[Collected data entries]
☆ ☆ ☆ ☆ ☆ ☆ ☆

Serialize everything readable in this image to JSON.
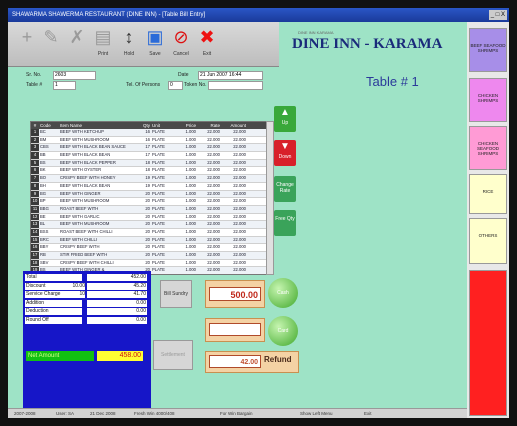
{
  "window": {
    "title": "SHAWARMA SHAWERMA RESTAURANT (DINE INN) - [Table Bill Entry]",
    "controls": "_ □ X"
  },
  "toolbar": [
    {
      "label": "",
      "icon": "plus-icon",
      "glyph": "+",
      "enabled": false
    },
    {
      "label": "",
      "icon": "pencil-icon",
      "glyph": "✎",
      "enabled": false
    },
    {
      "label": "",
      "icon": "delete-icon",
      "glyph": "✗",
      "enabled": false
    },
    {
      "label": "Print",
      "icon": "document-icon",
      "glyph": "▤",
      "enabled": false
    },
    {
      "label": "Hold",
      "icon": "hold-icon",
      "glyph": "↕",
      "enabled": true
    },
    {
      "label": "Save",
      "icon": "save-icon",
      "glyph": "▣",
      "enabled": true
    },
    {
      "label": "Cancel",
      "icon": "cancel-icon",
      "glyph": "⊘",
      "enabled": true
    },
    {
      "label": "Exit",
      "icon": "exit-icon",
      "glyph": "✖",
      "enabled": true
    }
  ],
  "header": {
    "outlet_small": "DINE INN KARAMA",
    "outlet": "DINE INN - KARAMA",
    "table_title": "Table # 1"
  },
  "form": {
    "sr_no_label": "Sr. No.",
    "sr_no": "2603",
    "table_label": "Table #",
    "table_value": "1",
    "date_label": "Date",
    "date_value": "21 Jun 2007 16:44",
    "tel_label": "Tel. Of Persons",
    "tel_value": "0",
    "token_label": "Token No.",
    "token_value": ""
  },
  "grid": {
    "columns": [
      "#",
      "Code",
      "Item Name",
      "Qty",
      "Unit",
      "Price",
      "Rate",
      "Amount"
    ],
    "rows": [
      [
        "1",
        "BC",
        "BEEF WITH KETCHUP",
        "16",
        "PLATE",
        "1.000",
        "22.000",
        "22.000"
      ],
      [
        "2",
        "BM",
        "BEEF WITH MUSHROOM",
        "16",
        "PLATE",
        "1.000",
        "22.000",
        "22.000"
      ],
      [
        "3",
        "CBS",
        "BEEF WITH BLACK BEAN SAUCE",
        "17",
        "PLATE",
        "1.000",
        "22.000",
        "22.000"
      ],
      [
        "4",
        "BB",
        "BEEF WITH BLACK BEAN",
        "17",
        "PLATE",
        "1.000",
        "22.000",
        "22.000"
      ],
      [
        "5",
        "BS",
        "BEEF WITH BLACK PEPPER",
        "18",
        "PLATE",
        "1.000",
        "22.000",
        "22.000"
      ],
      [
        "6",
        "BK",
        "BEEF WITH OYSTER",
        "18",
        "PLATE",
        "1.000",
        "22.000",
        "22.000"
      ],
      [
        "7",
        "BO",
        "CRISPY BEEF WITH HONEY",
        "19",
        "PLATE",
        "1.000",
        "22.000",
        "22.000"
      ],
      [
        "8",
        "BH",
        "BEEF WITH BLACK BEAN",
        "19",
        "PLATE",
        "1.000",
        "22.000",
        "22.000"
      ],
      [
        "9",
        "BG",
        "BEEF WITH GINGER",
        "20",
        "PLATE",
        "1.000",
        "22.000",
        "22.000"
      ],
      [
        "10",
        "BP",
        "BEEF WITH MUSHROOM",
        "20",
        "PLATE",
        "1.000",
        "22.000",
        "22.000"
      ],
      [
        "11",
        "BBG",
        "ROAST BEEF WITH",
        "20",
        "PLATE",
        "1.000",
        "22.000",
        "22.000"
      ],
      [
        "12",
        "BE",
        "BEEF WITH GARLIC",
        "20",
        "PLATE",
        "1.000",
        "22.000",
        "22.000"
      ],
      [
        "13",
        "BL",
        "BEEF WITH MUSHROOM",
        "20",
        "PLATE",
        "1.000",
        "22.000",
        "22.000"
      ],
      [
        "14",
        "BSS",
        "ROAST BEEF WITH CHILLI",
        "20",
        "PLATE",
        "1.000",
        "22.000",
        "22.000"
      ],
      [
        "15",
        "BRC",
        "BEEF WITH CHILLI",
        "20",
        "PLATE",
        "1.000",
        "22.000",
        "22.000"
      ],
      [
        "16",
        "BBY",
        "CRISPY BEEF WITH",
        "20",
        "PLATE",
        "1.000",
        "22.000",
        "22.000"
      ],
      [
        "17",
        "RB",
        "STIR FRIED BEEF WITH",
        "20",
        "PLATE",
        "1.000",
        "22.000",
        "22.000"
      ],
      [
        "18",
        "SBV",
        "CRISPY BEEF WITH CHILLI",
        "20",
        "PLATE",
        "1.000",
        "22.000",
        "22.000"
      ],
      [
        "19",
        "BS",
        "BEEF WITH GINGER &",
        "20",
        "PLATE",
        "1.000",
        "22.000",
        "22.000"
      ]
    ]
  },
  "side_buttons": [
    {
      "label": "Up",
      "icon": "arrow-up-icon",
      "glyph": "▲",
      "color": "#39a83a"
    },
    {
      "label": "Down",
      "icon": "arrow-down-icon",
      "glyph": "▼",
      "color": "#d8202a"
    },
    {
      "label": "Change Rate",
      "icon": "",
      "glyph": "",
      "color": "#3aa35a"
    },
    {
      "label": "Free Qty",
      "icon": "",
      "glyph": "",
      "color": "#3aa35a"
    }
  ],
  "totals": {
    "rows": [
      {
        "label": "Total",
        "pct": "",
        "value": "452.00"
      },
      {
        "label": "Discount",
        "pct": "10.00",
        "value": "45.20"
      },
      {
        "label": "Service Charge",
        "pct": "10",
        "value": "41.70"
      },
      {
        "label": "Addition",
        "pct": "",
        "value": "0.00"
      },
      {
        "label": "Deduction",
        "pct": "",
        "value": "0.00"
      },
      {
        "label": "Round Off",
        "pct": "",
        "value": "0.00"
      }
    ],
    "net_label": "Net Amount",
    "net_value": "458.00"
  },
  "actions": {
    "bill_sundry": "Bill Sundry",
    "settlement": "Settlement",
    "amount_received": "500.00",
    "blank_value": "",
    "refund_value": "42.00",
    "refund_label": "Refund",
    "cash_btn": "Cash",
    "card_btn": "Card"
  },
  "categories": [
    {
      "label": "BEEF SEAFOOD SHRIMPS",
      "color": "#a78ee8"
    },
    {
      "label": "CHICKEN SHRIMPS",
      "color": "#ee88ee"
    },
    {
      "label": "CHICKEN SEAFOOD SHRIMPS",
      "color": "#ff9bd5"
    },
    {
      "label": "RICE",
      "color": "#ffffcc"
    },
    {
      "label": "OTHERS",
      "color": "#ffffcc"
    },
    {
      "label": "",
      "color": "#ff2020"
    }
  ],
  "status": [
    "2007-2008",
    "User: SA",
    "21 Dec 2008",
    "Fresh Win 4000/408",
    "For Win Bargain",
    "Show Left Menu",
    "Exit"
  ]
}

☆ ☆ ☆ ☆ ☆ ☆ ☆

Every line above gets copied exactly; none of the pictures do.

Problem solution:
Serialize everything readable in this image to JSON.
{
  "window": {
    "title": "SHAWARMA SHAWERMA RESTAURANT (DINE INN) - [Table Bill Entry]",
    "controls": "_ □ X"
  },
  "toolbar": [
    {
      "label": "",
      "icon": "plus-icon",
      "glyph": "+",
      "enabled": false
    },
    {
      "label": "",
      "icon": "pencil-icon",
      "glyph": "✎",
      "enabled": false
    },
    {
      "label": "",
      "icon": "delete-icon",
      "glyph": "✗",
      "enabled": false
    },
    {
      "label": "Print",
      "icon": "document-icon",
      "glyph": "▤",
      "enabled": false
    },
    {
      "label": "Hold",
      "icon": "hold-icon",
      "glyph": "↕",
      "enabled": true
    },
    {
      "label": "Save",
      "icon": "save-icon",
      "glyph": "▣",
      "enabled": true
    },
    {
      "label": "Cancel",
      "icon": "cancel-icon",
      "glyph": "⊘",
      "enabled": true
    },
    {
      "label": "Exit",
      "icon": "exit-icon",
      "glyph": "✖",
      "enabled": true
    }
  ],
  "header": {
    "outlet_small": "DINE INN KARAMA",
    "outlet": "DINE INN - KARAMA",
    "table_title": "Table # 1"
  },
  "form": {
    "sr_no_label": "Sr. No.",
    "sr_no": "2603",
    "table_label": "Table #",
    "table_value": "1",
    "date_label": "Date",
    "date_value": "21 Jun 2007 16:44",
    "tel_label": "Tel. Of Persons",
    "tel_value": "0",
    "token_label": "Token No.",
    "token_value": ""
  },
  "grid": {
    "columns": [
      "#",
      "Code",
      "Item Name",
      "Qty",
      "Unit",
      "Price",
      "Rate",
      "Amount"
    ],
    "rows": [
      [
        "1",
        "BC",
        "BEEF WITH KETCHUP",
        "16",
        "PLATE",
        "1.000",
        "22.000",
        "22.000"
      ],
      [
        "2",
        "BM",
        "BEEF WITH MUSHROOM",
        "16",
        "PLATE",
        "1.000",
        "22.000",
        "22.000"
      ],
      [
        "3",
        "CBS",
        "BEEF WITH BLACK BEAN SAUCE",
        "17",
        "PLATE",
        "1.000",
        "22.000",
        "22.000"
      ],
      [
        "4",
        "BB",
        "BEEF WITH BLACK BEAN",
        "17",
        "PLATE",
        "1.000",
        "22.000",
        "22.000"
      ],
      [
        "5",
        "BS",
        "BEEF WITH BLACK PEPPER",
        "18",
        "PLATE",
        "1.000",
        "22.000",
        "22.000"
      ],
      [
        "6",
        "BK",
        "BEEF WITH OYSTER",
        "18",
        "PLATE",
        "1.000",
        "22.000",
        "22.000"
      ],
      [
        "7",
        "BO",
        "CRISPY BEEF WITH HONEY",
        "19",
        "PLATE",
        "1.000",
        "22.000",
        "22.000"
      ],
      [
        "8",
        "BH",
        "BEEF WITH BLACK BEAN",
        "19",
        "PLATE",
        "1.000",
        "22.000",
        "22.000"
      ],
      [
        "9",
        "BG",
        "BEEF WITH GINGER",
        "20",
        "PLATE",
        "1.000",
        "22.000",
        "22.000"
      ],
      [
        "10",
        "BP",
        "BEEF WITH MUSHROOM",
        "20",
        "PLATE",
        "1.000",
        "22.000",
        "22.000"
      ],
      [
        "11",
        "BBG",
        "ROAST BEEF WITH",
        "20",
        "PLATE",
        "1.000",
        "22.000",
        "22.000"
      ],
      [
        "12",
        "BE",
        "BEEF WITH GARLIC",
        "20",
        "PLATE",
        "1.000",
        "22.000",
        "22.000"
      ],
      [
        "13",
        "BL",
        "BEEF WITH MUSHROOM",
        "20",
        "PLATE",
        "1.000",
        "22.000",
        "22.000"
      ],
      [
        "14",
        "BSS",
        "ROAST BEEF WITH CHILLI",
        "20",
        "PLATE",
        "1.000",
        "22.000",
        "22.000"
      ],
      [
        "15",
        "BRC",
        "BEEF WITH CHILLI",
        "20",
        "PLATE",
        "1.000",
        "22.000",
        "22.000"
      ],
      [
        "16",
        "BBY",
        "CRISPY BEEF WITH",
        "20",
        "PLATE",
        "1.000",
        "22.000",
        "22.000"
      ],
      [
        "17",
        "RB",
        "STIR FRIED BEEF WITH",
        "20",
        "PLATE",
        "1.000",
        "22.000",
        "22.000"
      ],
      [
        "18",
        "SBV",
        "CRISPY BEEF WITH CHILLI",
        "20",
        "PLATE",
        "1.000",
        "22.000",
        "22.000"
      ],
      [
        "19",
        "BS",
        "BEEF WITH GINGER &",
        "20",
        "PLATE",
        "1.000",
        "22.000",
        "22.000"
      ]
    ]
  },
  "side_buttons": [
    {
      "label": "Up",
      "icon": "arrow-up-icon",
      "glyph": "▲",
      "color": "#39a83a"
    },
    {
      "label": "Down",
      "icon": "arrow-down-icon",
      "glyph": "▼",
      "color": "#d8202a"
    },
    {
      "label": "Change Rate",
      "icon": "",
      "glyph": "",
      "color": "#3aa35a"
    },
    {
      "label": "Free Qty",
      "icon": "",
      "glyph": "",
      "color": "#3aa35a"
    }
  ],
  "totals": {
    "rows": [
      {
        "label": "Total",
        "pct": "",
        "value": "452.00"
      },
      {
        "label": "Discount",
        "pct": "10.00",
        "value": "45.20"
      },
      {
        "label": "Service Charge",
        "pct": "10",
        "value": "41.70"
      },
      {
        "label": "Addition",
        "pct": "",
        "value": "0.00"
      },
      {
        "label": "Deduction",
        "pct": "",
        "value": "0.00"
      },
      {
        "label": "Round Off",
        "pct": "",
        "value": "0.00"
      }
    ],
    "net_label": "Net Amount",
    "net_value": "458.00"
  },
  "actions": {
    "bill_sundry": "Bill Sundry",
    "settlement": "Settlement",
    "amount_received": "500.00",
    "blank_value": "",
    "refund_value": "42.00",
    "refund_label": "Refund",
    "cash_btn": "Cash",
    "card_btn": "Card"
  },
  "categories": [
    {
      "label": "BEEF SEAFOOD SHRIMPS",
      "color": "#a78ee8"
    },
    {
      "label": "CHICKEN SHRIMPS",
      "color": "#ee88ee"
    },
    {
      "label": "CHICKEN SEAFOOD SHRIMPS",
      "color": "#ff9bd5"
    },
    {
      "label": "RICE",
      "color": "#ffffcc"
    },
    {
      "label": "OTHERS",
      "color": "#ffffcc"
    },
    {
      "label": "",
      "color": "#ff2020"
    }
  ],
  "status": [
    "2007-2008",
    "User: SA",
    "21 Dec 2008",
    "Fresh Win 4000/408",
    "For Win Bargain",
    "Show Left Menu",
    "Exit"
  ]
}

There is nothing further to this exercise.